Voting in state and local elections is important

Presidential elections occupy most of the media spotlight, and near-constant breaking news from the White House often crowds out other political affairs.

While the importance of participation in national elections cannot be understated, many changes that affect day-to-day life are closer to our backyards than the White House or the Capitol. This is why voting in local and state elections, which often fall on off years, is so important.

Local and state elected officials are the ones who determine the local laws, policies and budgets. They leverage your tax dollars and make allocation decisions that affect priorities in your community. States take care of infrastructure such as transportation and public schooling as well as social safety net programs and the judiciary. However, these decisions are often made with little citizen involvement. Low voter turnout is endemic to all elections in the U.S., but is especially prevalent at the state and local levels.

By voting in local and state elections and holding elected officials accountable, you can ensure that your state or local government leads the way when progress is slow at the federal level. There’s a reason why states and localities are often called “laboratories for democracy”: many landmark federal policies in areas such as environmental protection, minimum wage and marriage equality began at the state or local level and shaped the country from the ground up. Therefore, if you aren’t satisfied with decisions that your elected representatives at the federal level are making, it is critical that you vote for state legislators who will support policies that are important to you.

In addition, one vote is much more influential at the margin in a local or state election than a national election. Smaller elections are often decided by a far smaller number of votes; thus, political apathy and the attitude that “my voice doesn’t matter” is misguided. Furthermore, if large demographic groups refrain from voting, groups that do vote are allowed to commandeer local politics. Their interests may not align with the interests of the majority, but if they are the only voters, their interests are the interests of the state or locality in the elected officials’ eyes. Unless the active electorate is representative of the area as a whole, a socially optimal outcome will be difficult to achieve.

We, as the editors of the Old Gold & Black, urge all students, and the entirety of the Wake Forest community, to pay attention to and vote in state and local elections and understand that they are just as important as national elections.

The upcoming election for governor in Virginia on Nov. 7 is critical, but smaller elections that have not had as much media attention are of great importance as well. Take the time to ensure that you know the names of your state senator, delegate or representative, and city councilmen.
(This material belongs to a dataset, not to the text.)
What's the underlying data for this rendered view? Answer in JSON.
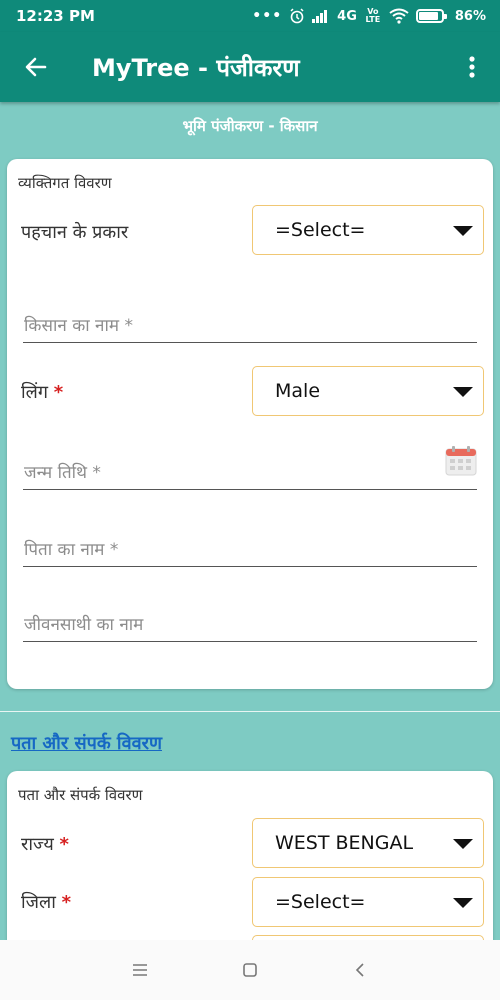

If you are satisfied with their records, protect their progress by keeping them in office. If you are unsatisfied, you have the power to remove them from office and replace them with individuals who will promote your beliefs in your state or locality.